There are some actresses, believe it or not, who insist they are just plain folks, and, of course, they're wrong.
Take Madonna and Cher. How often are those style-setting sex symbols spotted hanging out on Main Street?Meryl Streep and Glenn Close, though dedicated actresses who confine their flamboyance to the screen and lead relatively private off-screen lives, are hardly your average suburban housewives.
And, how typical of American womanhood are Roseanne Barr and Joan Rivers? Ever seen an Avon lady who could pass for Michelle Pfeiffer or Julia Roberts?
The female faces made familiar by films and television may generally reflect the diversity of society in general. But celebrity makes actresses different from, say, the corporate woman in New York, the housewife in Columbus, the boutique operator in Dallas.
Amy Madigan, while an actress, at least looks like the girl next door.
Madigan is the freckle-faced strawberry blonde with a flat, slightly hoarse Southwest-type voice who most often is seen as a waiflike rural wife in dramatic films.
You've seen her in "Places in the Heart," "Field of Dreams," "Alamo Bay," "Streets of Fire," "Twice in a Lifetime," "Nowhere to Hide" and last year's TV film "Rowe vs. Wade."
She is a professional actress recognized by people who have no trouble identifying her as someone they've seen around the neighborhood or at a PTA meeting.
Amy is the grownup "girl next door," the woman who looks like everyone's friend and neighbor, not the highly regarded, highly paid actress she is.
This identity suits Madigan just fine. She is the wife of actor Ed Harris ("The Right Stuff"), who also keeps a low profile.
If supermarket tabloids relied on this couple for scandal, they'd be in Chapter 11 tomorrow.
Madigan took time out for a glass of restaurant iced tea the other afternoon. She was self-conscious about being interviewed but anxious to help promote her latest project, "Lucky Day," an ABC-TV movie with Olympia Dukakis and Chloe Webb, to be broadcast March 11.
She had tackled the TV film after completing a new movie, "The Dark Half," with Timothy Hutton.
Madigan's arm was in a sling, the result of a painful spill.
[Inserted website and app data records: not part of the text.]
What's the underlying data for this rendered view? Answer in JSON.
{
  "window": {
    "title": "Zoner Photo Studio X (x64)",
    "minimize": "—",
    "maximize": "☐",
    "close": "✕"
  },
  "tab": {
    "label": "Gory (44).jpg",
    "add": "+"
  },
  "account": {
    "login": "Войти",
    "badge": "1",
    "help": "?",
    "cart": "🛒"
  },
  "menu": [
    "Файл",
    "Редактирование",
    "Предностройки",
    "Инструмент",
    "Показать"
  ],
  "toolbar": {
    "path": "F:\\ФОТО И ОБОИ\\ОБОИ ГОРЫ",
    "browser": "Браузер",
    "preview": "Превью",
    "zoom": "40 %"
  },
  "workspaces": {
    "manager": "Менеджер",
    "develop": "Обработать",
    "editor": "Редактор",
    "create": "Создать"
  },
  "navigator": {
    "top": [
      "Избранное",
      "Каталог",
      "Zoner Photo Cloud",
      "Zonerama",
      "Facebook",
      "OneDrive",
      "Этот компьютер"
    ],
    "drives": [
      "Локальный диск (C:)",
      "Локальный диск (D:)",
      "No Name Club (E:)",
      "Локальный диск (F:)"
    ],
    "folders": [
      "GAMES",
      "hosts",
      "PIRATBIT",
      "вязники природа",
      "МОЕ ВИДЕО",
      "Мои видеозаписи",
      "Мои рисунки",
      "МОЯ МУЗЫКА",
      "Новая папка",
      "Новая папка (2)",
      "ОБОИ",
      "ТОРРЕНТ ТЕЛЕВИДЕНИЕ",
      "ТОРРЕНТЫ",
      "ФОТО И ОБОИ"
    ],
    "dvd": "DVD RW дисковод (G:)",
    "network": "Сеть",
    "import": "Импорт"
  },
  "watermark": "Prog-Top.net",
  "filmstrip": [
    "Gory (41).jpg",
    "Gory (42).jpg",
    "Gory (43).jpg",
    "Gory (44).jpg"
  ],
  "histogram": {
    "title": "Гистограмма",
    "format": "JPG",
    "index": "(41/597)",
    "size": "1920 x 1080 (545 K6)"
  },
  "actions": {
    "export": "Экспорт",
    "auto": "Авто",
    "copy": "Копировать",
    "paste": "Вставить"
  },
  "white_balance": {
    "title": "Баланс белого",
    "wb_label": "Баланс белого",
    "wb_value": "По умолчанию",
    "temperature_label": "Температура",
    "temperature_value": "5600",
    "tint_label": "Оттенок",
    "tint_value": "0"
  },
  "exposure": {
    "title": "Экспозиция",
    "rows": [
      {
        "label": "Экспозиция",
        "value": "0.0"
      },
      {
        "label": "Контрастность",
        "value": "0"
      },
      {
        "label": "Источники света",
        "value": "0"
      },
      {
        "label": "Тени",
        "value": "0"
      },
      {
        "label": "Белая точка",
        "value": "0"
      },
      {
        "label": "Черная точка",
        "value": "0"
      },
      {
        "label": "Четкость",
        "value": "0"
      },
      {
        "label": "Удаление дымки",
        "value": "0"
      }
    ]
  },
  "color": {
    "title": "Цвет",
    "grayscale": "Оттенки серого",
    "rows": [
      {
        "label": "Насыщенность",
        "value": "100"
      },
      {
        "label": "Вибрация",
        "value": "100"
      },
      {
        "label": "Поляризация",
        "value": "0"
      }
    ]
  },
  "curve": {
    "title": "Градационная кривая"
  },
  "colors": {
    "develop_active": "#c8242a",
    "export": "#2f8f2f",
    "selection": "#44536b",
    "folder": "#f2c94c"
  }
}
She was dressed in sweatshirt and pants. Her hair was a bit raggedy, her smile sincere. Madigan is easy to like.
"It doesn't make any difference to me whether I'm doing a TV movie or a theatrical movie," she said. "If the subject matter interests me and the other actors are good, I'll go for it.
"Last year I worked six months on stage at the Los Angeles Theater Center. Right now I'm unemployed and taking a vacation.
"But, not really, because I'm working with 16 other people to establish a new theater group . . . with my husband, Holly Hunter, Alfre Woodard and some other great people. It's an exciting Actors Equity-waiver theater project limited to six-week runs and 99 seats.
"There are writers, directors and producers involved, too. We all come from the theater and we all like working on stage projects."